Nicole Ball Center for International Policy, Washington, DC Center for International Development and Conflict Management, University of Maryland
Prepared for: UNDP Workshop on “Learning from Experience for Afghanistan” 5 February 2002
That the subject of governance in the security sector is being addressed in the context of rebuilding Afghanistan is, I believe, a reflection of two important shifts in development thinking over the last decade. First, it is now widely acknowledged that without a safe and secure environment, there can be neither sustainable, poverty reducing economic and social development nor political development. Additionally, there is growing appreciation of the fact that sound governance of the security sector is critical to achieving that safe and secure environment.
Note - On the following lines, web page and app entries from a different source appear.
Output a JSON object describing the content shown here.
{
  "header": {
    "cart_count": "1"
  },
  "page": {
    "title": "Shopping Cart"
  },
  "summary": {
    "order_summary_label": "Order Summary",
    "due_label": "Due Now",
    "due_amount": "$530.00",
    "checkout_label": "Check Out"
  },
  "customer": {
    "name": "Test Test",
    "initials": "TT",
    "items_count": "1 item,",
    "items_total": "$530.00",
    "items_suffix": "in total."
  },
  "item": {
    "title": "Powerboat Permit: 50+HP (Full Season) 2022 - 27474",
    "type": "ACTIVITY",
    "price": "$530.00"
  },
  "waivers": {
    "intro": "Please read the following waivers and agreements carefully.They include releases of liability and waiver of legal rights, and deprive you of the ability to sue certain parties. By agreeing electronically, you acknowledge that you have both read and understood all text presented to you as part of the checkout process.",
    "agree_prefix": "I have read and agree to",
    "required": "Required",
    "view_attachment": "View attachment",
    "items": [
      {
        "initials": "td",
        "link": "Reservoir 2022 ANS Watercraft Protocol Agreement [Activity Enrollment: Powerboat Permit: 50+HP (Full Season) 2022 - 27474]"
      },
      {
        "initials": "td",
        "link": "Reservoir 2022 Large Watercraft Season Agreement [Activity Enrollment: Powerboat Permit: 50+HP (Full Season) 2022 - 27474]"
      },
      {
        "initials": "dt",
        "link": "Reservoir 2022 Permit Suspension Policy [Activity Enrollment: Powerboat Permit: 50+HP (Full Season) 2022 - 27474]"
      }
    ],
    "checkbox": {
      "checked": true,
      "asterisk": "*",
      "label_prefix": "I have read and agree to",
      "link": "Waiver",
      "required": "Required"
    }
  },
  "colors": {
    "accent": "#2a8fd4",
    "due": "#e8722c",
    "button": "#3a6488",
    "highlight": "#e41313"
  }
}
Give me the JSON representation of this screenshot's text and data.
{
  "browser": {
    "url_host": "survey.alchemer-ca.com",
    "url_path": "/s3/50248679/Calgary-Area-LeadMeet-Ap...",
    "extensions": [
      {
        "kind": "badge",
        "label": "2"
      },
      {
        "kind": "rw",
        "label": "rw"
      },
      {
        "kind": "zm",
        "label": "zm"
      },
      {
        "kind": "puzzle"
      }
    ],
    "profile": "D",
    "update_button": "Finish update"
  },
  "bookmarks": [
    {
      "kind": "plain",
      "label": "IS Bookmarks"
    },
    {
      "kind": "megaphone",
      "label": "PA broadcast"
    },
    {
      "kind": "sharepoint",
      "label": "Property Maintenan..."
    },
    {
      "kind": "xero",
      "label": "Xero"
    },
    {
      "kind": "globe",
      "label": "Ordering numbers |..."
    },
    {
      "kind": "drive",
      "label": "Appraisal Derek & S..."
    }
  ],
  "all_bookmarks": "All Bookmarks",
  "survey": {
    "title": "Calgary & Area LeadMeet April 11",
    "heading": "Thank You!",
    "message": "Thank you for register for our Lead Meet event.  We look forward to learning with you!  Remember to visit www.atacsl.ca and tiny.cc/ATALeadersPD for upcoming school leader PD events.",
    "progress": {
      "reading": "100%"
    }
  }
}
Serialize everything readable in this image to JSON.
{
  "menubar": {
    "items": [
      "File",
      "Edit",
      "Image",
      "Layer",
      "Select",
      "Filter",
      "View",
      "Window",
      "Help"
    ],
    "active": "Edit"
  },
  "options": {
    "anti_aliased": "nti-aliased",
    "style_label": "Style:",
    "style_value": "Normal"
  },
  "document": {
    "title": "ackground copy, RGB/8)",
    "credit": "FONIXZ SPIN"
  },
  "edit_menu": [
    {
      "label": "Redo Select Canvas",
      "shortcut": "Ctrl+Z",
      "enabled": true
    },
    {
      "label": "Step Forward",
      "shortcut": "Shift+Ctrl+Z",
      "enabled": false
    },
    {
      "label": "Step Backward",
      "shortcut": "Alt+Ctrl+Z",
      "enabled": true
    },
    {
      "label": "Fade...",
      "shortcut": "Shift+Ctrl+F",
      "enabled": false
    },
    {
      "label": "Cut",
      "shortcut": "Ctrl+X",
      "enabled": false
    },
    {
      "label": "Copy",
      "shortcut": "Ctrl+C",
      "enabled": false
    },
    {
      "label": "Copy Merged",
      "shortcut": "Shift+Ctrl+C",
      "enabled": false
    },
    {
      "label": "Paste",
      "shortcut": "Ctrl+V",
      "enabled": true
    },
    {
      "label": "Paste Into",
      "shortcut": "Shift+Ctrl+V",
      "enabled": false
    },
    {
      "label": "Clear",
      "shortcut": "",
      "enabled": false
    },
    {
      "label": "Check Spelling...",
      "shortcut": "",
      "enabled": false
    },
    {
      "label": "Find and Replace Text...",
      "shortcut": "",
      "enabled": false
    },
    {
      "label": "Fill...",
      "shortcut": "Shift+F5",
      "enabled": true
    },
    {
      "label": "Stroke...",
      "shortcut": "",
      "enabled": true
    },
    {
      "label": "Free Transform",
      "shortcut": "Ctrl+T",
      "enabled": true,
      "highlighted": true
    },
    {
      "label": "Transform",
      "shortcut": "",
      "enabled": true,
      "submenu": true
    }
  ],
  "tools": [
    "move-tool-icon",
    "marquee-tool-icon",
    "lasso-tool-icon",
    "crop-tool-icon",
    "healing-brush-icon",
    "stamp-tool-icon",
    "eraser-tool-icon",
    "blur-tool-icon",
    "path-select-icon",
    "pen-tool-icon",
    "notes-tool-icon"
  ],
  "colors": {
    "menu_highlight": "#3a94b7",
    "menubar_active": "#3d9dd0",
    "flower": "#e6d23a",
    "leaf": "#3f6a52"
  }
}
This paper begins by defining three concepts central to sound governance in the security sector: security sector; security community; and sound governance in the security sector. It then identifies seven of the key issues for external actors interested in promoting sound security-sector governance: security as a public good; comprehensive approach to security sector transformation; coherent external interventions; commitment of national leadership to a reform process; local ownership and capacity; confidence building measures; and importance of a long-term perspective. The paper concludes by considering encouraging the development of a contextual approach to external assistance.
In thinking about how best to achieve democratic governance of the security sector, it is important to define several concepts: security sector, security community, sound governance in the security sector. Security Sector and Security Community1 The totality of the actors that affect the security of the state and its population constitutes the “security community.” The official actors within the security community comprise